Data records for software interfaces:
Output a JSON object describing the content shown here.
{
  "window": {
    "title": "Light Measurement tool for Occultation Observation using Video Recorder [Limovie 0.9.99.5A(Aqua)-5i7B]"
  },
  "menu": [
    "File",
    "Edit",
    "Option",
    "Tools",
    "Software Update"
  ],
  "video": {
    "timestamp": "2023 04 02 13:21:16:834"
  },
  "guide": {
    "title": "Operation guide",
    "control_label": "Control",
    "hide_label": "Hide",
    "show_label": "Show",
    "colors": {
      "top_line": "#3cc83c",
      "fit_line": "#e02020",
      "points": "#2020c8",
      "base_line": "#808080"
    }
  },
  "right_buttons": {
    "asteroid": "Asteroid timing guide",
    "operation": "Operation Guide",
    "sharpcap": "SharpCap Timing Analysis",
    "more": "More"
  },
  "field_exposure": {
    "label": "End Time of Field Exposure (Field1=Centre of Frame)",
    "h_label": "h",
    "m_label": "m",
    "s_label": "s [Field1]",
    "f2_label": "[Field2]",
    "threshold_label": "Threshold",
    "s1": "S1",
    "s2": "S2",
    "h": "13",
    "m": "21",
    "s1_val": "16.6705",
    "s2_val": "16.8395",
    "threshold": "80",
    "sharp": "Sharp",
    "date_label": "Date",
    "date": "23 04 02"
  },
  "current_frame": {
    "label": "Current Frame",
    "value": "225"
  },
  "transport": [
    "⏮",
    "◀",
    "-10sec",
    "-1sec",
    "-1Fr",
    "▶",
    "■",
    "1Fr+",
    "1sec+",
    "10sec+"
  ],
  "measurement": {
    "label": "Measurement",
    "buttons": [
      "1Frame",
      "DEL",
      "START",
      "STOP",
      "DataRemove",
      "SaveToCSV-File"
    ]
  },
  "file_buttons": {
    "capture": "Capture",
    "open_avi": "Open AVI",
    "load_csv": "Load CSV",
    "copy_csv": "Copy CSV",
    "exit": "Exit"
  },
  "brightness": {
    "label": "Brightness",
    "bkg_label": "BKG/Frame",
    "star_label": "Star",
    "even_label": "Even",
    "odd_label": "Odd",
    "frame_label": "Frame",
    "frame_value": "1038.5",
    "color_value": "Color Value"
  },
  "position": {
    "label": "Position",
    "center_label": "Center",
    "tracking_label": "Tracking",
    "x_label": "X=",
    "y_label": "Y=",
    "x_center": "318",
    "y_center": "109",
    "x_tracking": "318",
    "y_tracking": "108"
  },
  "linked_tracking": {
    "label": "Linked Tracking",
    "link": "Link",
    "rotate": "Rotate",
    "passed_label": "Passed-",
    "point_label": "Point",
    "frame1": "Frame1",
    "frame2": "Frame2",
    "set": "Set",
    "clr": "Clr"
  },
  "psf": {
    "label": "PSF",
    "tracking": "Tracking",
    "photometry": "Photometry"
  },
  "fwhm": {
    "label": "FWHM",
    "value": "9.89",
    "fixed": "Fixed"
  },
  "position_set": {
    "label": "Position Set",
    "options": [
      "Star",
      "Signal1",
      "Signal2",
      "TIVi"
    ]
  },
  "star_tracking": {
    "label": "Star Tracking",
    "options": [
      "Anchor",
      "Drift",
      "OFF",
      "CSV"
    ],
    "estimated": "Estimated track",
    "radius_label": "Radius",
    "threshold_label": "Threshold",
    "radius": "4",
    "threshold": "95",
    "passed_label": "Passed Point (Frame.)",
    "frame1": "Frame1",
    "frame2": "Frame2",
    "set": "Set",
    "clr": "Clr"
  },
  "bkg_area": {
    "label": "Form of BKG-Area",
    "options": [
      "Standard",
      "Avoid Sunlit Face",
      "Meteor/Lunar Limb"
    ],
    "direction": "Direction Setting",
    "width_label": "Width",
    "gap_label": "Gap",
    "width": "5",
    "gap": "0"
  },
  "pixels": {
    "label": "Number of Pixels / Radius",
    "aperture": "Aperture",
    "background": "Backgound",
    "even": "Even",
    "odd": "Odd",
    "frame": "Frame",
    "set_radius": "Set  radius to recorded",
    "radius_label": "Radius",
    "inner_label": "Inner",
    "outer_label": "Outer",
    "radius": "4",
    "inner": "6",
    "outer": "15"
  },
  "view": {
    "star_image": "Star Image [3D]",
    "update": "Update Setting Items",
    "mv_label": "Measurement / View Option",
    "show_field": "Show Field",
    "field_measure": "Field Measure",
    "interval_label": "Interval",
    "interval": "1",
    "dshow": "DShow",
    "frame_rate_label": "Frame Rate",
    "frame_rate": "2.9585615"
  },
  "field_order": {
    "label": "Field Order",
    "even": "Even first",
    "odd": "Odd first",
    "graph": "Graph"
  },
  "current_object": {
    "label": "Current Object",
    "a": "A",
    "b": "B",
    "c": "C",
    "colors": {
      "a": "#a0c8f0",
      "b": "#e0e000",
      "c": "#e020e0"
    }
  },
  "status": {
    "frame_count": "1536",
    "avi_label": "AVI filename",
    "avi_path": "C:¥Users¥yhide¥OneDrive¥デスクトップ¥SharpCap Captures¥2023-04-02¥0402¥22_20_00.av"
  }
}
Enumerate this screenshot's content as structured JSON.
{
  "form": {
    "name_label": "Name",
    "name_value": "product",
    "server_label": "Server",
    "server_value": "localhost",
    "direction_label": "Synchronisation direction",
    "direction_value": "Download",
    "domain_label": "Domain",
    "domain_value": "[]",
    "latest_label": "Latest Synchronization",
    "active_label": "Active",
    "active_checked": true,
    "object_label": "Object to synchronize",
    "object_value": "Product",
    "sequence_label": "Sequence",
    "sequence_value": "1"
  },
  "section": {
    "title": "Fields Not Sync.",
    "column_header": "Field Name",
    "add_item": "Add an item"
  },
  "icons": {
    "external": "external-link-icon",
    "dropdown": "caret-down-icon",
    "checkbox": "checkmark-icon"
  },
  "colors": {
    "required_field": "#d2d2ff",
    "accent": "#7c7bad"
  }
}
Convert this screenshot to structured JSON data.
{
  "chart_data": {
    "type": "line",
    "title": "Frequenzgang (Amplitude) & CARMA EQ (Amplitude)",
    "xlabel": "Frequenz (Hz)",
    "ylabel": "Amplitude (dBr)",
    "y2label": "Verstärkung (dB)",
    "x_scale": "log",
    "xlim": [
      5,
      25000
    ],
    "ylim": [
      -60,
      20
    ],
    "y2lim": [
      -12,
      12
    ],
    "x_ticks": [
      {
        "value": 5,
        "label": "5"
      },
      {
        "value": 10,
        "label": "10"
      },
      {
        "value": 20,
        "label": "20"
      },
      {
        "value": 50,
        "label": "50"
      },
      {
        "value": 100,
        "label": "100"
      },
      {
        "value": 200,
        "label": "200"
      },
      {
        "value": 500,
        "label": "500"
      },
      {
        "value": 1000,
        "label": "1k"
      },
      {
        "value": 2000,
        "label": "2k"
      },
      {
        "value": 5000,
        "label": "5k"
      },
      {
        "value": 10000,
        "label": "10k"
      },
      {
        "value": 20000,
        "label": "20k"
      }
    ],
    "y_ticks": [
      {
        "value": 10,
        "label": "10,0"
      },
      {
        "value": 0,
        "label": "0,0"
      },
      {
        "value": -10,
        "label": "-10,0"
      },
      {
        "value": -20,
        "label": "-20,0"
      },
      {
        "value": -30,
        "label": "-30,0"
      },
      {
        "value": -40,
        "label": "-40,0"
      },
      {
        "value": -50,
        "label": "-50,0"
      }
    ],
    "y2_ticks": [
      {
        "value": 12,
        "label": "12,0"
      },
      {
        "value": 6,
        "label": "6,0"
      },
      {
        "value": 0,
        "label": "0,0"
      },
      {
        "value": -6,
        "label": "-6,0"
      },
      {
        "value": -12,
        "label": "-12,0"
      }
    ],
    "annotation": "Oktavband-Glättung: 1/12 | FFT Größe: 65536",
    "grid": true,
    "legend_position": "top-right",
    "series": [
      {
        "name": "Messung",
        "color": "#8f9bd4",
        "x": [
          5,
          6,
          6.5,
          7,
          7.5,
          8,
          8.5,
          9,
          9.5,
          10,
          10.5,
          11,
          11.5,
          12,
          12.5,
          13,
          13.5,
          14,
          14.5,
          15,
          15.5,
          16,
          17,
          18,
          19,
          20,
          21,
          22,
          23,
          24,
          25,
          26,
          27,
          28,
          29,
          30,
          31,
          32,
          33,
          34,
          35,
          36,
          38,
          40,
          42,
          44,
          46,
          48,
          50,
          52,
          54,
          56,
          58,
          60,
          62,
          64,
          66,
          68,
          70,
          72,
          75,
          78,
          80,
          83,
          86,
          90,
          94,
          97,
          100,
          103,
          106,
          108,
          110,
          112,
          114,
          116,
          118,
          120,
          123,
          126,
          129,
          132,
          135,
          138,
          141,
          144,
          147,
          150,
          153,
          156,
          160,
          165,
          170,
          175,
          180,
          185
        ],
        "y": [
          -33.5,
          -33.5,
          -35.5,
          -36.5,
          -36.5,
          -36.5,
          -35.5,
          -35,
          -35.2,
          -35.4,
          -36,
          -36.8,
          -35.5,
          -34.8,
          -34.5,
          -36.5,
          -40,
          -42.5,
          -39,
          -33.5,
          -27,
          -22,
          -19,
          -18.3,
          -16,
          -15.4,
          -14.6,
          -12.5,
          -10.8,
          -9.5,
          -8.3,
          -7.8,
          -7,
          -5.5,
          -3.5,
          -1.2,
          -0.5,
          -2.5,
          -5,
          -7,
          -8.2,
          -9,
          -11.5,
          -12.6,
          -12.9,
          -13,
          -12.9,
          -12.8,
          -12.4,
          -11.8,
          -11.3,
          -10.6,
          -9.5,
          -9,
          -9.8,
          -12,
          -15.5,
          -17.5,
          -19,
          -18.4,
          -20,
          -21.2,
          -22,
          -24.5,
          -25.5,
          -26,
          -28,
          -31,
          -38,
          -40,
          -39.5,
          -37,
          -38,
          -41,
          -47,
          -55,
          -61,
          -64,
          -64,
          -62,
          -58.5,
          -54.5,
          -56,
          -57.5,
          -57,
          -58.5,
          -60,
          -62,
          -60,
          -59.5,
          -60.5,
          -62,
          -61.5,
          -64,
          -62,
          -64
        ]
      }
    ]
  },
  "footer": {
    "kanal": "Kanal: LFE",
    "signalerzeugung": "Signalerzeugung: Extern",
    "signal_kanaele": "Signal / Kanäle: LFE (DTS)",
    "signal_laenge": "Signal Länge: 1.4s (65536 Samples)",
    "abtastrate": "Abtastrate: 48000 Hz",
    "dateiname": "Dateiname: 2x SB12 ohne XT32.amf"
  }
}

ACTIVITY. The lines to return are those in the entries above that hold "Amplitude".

OUTPUT.
    "title": "Frequenzgang (Amplitude) & CARMA EQ (Amplitude)",
    "ylabel": "Amplitude (dBr)",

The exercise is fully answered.